In the past curiosity may have killed the cat but D&I managers can respond by saying that “satisfaction brought it back”!
Retention of employees
Diversity and Inclusion-savvy companies are empowered with diversity at every level. Great companies such as the American giant Exelon have seen financial gains from implementing diversity and inclusion.
The company offers mentorship and sponsorship programs and recently launched a workforce development initiative in Washington, D.C.
These kinds of programs allow people to be open about their feelings and thoughts on where they are going. Middle managers, who often get overlooked as valuable connectors of soft skills should be a key part of the journey.
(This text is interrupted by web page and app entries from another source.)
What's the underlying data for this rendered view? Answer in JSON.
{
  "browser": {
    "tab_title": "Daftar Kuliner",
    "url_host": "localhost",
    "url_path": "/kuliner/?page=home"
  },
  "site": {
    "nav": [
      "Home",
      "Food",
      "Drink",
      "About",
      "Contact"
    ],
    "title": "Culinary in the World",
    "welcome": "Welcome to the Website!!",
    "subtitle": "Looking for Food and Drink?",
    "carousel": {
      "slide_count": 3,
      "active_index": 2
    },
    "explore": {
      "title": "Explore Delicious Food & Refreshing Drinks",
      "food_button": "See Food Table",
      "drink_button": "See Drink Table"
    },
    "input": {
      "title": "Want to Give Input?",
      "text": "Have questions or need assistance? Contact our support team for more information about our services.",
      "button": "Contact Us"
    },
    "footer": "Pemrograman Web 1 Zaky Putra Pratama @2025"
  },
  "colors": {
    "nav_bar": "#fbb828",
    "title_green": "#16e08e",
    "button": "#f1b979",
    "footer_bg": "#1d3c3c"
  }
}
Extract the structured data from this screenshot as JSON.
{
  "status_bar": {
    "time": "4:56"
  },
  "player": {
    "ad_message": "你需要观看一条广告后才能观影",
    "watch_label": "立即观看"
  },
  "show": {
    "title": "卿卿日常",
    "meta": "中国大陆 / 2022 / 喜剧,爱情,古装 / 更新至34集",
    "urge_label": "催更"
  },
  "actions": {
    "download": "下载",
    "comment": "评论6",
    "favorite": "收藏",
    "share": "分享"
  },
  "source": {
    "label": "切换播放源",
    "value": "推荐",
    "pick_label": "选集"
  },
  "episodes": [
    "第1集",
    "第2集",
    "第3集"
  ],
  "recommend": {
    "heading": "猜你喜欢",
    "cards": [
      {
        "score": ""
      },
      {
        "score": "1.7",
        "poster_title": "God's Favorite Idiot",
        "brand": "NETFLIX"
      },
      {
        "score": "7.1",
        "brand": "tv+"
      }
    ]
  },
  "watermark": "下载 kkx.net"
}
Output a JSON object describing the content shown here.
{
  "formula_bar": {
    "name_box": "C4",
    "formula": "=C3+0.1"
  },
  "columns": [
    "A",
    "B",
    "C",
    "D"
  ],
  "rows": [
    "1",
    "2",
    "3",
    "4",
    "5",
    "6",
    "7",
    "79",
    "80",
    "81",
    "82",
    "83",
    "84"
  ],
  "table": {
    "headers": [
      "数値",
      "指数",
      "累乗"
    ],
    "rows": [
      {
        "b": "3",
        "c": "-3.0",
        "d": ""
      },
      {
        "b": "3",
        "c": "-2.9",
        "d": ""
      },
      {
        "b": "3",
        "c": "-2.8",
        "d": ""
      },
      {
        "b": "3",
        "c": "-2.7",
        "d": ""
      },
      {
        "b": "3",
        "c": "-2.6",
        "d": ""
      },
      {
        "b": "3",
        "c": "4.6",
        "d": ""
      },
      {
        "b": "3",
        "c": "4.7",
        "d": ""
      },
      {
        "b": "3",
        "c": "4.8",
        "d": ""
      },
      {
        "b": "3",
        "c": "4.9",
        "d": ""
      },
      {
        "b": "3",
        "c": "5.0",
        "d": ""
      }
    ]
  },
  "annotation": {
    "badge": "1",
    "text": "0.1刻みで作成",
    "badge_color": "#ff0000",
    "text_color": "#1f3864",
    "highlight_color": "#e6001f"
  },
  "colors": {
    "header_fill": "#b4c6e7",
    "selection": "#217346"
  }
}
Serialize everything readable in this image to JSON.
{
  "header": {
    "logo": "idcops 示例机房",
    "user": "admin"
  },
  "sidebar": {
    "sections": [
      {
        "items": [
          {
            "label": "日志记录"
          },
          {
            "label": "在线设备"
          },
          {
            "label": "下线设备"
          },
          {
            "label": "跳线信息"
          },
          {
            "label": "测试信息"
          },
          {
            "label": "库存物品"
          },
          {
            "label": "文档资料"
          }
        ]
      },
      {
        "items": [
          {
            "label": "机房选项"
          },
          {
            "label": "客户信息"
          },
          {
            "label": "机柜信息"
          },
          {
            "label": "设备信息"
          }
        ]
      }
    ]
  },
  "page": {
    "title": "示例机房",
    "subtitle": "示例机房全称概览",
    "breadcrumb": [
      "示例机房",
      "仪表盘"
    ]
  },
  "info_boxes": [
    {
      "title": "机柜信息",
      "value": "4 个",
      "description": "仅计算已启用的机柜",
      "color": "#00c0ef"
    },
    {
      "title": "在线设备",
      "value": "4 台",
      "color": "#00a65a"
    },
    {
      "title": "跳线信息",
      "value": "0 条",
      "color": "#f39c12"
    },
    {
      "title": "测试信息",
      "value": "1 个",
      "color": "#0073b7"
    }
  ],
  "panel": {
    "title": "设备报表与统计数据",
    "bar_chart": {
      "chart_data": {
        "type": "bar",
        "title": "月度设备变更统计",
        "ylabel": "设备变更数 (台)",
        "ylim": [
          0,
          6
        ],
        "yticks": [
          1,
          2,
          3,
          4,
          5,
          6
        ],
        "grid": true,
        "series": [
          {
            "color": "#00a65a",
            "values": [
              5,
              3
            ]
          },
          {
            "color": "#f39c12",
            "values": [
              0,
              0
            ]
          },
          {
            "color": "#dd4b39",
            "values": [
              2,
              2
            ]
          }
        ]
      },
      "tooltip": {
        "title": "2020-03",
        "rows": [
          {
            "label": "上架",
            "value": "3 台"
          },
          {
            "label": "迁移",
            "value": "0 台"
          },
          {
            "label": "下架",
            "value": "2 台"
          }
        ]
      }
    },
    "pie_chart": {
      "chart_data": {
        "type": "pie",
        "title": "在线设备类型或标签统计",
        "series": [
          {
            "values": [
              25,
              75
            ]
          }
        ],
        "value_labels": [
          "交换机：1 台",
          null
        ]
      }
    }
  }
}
“Diversity and inclusion are not for people who have been excluded. It’s for all of us. It’s for our business to get better. It’s for us to be smarter. It’s for us to be more perceptive as a collective organization.”
Von Hoene, Chief Strategy Officer, Exelon
In an ideal world, leaders would be able to understand their employees and ensure they didn’t lose any through neglect. In reality, however, most aren’t au fait with the factors that can get in the way of knowing what’s important to employees both individually and collectively.
It takes methods such as sporadic satisfaction surveys, focus groups, and one-to-one conversations to guide management in taking the actions that will help keep their workforce engaged and committed to the organization.
The first step in retaining more employees is to use these methods.
So what are you waiting for?
Regarding difference as a difficulty is the mistake made by many individuals in companies and organizations.
There have always been age differences in a workforce and those who are clever enough to see the benefits of having millennials working alongside the over-50s, for example, are leading the way in talent development.
Make sure you diagnose what kinds of differences your company needs to address but identify the areas of diversity that run well too.
Starting with a final destination in mind for your organization allows an effective, tailored strategy with returns on shareholder engagement.
By building an effective D&I strategy, a company shows the value it assigns to difference, and advertises its commitment to developing the best talent in an organization, regardless of gender, nationality, age or sexual orientation.
It demands dedication and commitment but the ROI will make it worth your while, both ethically and financially.